Recorded information:
-------------------------
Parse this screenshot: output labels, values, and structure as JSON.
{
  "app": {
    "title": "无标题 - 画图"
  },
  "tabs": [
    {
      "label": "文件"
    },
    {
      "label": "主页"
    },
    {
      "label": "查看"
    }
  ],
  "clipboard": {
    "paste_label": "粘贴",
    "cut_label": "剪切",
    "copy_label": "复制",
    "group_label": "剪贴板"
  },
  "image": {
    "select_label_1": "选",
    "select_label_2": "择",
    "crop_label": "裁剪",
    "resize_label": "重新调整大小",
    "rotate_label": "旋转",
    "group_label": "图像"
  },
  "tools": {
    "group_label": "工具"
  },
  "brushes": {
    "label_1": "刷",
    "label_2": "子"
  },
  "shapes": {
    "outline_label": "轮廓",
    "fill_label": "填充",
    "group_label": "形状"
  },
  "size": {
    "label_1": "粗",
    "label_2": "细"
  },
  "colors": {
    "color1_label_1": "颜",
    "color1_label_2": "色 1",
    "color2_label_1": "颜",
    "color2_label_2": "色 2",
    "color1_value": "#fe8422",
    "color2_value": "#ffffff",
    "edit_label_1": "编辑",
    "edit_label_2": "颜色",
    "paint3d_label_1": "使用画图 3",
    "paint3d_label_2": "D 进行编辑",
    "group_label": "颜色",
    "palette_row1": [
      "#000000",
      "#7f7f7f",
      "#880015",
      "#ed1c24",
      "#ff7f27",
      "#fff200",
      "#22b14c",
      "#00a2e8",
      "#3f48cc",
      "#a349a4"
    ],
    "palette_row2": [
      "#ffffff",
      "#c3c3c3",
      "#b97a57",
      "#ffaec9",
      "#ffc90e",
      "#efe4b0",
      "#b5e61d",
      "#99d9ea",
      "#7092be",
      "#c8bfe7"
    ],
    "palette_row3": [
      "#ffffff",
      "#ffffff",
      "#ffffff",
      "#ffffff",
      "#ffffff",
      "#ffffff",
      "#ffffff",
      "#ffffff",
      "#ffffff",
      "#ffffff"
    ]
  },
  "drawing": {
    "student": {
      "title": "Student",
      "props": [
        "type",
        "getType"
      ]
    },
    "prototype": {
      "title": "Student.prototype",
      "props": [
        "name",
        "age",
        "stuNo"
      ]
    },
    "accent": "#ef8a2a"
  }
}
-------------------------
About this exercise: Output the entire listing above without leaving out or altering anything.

Output below:
Parse this screenshot: output labels, values, and structure as JSON.
{
  "app": {
    "title": "无标题 - 画图"
  },
  "tabs": [
    {
      "label": "文件"
    },
    {
      "label": "主页"
    },
    {
      "label": "查看"
    }
  ],
  "clipboard": {
    "paste_label": "粘贴",
    "cut_label": "剪切",
    "copy_label": "复制",
    "group_label": "剪贴板"
  },
  "image": {
    "select_label_1": "选",
    "select_label_2": "择",
    "crop_label": "裁剪",
    "resize_label": "重新调整大小",
    "rotate_label": "旋转",
    "group_label": "图像"
  },
  "tools": {
    "group_label": "工具"
  },
  "brushes": {
    "label_1": "刷",
    "label_2": "子"
  },
  "shapes": {
    "outline_label": "轮廓",
    "fill_label": "填充",
    "group_label": "形状"
  },
  "size": {
    "label_1": "粗",
    "label_2": "细"
  },
  "colors": {
    "color1_label_1": "颜",
    "color1_label_2": "色 1",
    "color2_label_1": "颜",
    "color2_label_2": "色 2",
    "color1_value": "#fe8422",
    "color2_value": "#ffffff",
    "edit_label_1": "编辑",
    "edit_label_2": "颜色",
    "paint3d_label_1": "使用画图 3",
    "paint3d_label_2": "D 进行编辑",
    "group_label": "颜色",
    "palette_row1": [
      "#000000",
      "#7f7f7f",
      "#880015",
      "#ed1c24",
      "#ff7f27",
      "#fff200",
      "#22b14c",
      "#00a2e8",
      "#3f48cc",
      "#a349a4"
    ],
    "palette_row2": [
      "#ffffff",
      "#c3c3c3",
      "#b97a57",
      "#ffaec9",
      "#ffc90e",
      "#efe4b0",
      "#b5e61d",
      "#99d9ea",
      "#7092be",
      "#c8bfe7"
    ],
    "palette_row3": [
      "#ffffff",
      "#ffffff",
      "#ffffff",
      "#ffffff",
      "#ffffff",
      "#ffffff",
      "#ffffff",
      "#ffffff",
      "#ffffff",
      "#ffffff"
    ]
  },
  "drawing": {
    "student": {
      "title": "Student",
      "props": [
        "type",
        "getType"
      ]
    },
    "prototype": {
      "title": "Student.prototype",
      "props": [
        "name",
        "age",
        "stuNo"
      ]
    },
    "accent": "#ef8a2a"
  }
}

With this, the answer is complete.